**Information supplied**
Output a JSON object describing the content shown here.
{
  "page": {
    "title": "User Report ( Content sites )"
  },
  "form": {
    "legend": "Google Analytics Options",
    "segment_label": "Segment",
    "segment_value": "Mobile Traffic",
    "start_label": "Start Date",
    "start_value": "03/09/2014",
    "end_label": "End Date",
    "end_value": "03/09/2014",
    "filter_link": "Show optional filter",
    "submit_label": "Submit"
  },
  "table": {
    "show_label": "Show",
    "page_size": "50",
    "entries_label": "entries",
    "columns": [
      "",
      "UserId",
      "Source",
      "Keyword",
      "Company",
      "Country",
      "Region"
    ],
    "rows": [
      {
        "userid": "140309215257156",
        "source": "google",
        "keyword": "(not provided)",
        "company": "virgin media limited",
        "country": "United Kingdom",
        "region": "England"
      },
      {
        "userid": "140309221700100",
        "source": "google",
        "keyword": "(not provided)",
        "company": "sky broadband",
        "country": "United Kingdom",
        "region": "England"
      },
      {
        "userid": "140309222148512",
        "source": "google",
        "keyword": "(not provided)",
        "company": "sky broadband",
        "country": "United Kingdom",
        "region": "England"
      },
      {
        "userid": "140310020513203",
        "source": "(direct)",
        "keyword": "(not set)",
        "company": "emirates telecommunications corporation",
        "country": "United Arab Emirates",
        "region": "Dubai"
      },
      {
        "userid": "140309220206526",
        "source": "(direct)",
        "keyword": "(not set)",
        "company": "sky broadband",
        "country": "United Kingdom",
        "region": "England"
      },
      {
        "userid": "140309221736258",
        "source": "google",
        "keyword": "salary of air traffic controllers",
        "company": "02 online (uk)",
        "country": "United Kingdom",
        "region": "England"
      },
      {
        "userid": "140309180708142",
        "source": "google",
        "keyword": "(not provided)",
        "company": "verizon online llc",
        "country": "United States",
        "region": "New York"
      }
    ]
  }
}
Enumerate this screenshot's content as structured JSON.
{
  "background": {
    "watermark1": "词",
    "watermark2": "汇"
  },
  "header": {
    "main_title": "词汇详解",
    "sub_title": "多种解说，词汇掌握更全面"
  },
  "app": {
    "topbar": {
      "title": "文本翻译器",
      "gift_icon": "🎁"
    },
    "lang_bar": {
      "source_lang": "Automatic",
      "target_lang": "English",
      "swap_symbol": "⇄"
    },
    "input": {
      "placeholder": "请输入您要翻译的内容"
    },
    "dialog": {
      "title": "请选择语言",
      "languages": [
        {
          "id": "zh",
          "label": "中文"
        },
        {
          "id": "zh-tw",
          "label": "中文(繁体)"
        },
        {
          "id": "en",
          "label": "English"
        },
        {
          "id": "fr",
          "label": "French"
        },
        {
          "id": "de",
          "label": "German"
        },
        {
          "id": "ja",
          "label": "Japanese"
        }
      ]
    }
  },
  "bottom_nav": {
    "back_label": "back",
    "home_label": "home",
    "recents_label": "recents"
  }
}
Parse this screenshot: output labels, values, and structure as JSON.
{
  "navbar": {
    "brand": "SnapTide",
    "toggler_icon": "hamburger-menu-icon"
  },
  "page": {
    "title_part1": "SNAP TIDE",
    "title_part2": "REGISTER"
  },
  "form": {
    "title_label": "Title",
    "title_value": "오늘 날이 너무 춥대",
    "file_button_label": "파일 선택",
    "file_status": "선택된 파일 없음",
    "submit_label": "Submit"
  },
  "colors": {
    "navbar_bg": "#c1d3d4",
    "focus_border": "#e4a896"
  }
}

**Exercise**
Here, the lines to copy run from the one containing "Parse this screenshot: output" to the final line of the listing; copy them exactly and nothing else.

**Result**
Parse this screenshot: output labels, values, and structure as JSON.
{
  "navbar": {
    "brand": "SnapTide",
    "toggler_icon": "hamburger-menu-icon"
  },
  "page": {
    "title_part1": "SNAP TIDE",
    "title_part2": "REGISTER"
  },
  "form": {
    "title_label": "Title",
    "title_value": "오늘 날이 너무 춥대",
    "file_button_label": "파일 선택",
    "file_status": "선택된 파일 없음",
    "submit_label": "Submit"
  },
  "colors": {
    "navbar_bg": "#c1d3d4",
    "focus_border": "#e4a896"
  }
}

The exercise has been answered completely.